- Salesforce tapped Bret Taylor, president and COO, to join Marc Benioff as co-CEO at the software firm, the company announced Tuesday.
- Taylor, who joined Salesforce in 2016 following the company's acquisition of Quip, was among the architects of the $27.7-billion deal to acquire Slack. Salesforce did not immediately respond to questions regarding the reporting structure for Taylor's new role.
- Salesforce also announced its third quarter earnings report on Tuesday, with year-over-year revenues up 27%, reaching $6.8 billion.
Salesforce's acquisition of Slack, which closed in July, painted a clear vision of Salesforce's aspirations in the enterprise software market. Whether cloud, customer relationship management or collaboration, the company is pitching itself as a wraparound tool to boost business operations.
The vision connects with Benioff's moonshot revenue goal of reaching $50 billion by 2026. Taylor in the co-CEO chair means Salesforce gains a more technical, product-focused vision at the upper level of management.

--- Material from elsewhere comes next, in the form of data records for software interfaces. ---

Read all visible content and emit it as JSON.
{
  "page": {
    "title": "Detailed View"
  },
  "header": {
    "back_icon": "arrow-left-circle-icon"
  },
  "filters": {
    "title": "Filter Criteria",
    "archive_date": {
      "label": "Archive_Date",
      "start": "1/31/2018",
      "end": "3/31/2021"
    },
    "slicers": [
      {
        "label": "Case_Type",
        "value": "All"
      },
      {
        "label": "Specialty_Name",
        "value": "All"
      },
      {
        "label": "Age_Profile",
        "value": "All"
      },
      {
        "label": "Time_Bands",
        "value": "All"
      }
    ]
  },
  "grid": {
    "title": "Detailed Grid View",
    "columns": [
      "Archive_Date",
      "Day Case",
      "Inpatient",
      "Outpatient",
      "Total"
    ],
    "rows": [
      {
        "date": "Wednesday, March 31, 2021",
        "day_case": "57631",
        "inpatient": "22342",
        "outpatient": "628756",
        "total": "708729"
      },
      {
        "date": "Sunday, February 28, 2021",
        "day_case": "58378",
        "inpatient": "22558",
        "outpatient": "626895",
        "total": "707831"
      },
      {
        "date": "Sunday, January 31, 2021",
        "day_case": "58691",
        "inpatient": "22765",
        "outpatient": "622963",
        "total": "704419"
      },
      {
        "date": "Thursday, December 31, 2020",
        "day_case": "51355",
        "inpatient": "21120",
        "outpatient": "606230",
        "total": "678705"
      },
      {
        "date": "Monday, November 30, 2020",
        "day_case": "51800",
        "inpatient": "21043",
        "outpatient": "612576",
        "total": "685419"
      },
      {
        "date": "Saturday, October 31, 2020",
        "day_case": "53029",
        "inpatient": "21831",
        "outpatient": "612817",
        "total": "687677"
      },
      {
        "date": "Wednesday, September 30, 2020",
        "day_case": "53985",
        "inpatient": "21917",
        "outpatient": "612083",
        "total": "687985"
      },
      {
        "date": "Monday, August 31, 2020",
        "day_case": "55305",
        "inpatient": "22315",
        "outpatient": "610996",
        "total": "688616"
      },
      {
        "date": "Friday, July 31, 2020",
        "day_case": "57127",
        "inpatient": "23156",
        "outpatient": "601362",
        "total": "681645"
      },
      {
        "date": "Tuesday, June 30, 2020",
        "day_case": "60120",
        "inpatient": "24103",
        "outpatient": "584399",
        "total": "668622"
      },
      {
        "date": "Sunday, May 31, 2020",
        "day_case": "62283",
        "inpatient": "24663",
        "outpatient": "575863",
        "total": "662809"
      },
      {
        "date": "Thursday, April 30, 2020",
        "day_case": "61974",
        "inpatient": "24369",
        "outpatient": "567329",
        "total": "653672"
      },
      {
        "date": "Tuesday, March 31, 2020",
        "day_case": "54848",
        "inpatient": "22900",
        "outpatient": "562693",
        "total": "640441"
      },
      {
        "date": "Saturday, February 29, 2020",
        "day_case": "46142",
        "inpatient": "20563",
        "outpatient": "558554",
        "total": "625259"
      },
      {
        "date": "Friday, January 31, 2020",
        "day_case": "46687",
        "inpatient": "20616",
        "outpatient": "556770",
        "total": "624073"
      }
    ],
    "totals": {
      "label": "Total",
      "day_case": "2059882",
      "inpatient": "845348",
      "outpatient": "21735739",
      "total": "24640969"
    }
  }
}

"Marc Benioff's heritage … is he's a marketing guy," said Scott Bickley, principal research director at Info-Tech Research Group. "He was a marketing guy for Larry Ellison at Oracle. He came out and started Salesforce, and he's great at understanding customer needs, and then building the teams to realize those product divisions. He's not a technologist himself."
In Taylor, the company gains a leader "who can drive the technology roadmap" ahead of its ambitious revenue goal, which will require the type of growth spurts that acquisitions can deliver, according to Bickley.
The next stage of the growth playbook will also follow a trend playing out across the cloud market: building solutions with a sharp industry focus.
"They've created this holistic ecosystem," said Bickley. "Where they're really going with this now is … hyper-growth mode into the industry vertical specialization."
One challenge for Salesforce's 360-degree vision: shaping how the different products it owns and operates will work together. The company has "had a more hit-or-miss track record" in terms of product integration, said Bickley.
"I think Brett wants to shore that up," he said. "He wants to make these things seamless, and he definitely can do it. If he's able to close the gaps and make this a seamless experience for customers, then he will have built one of his big mission mandates."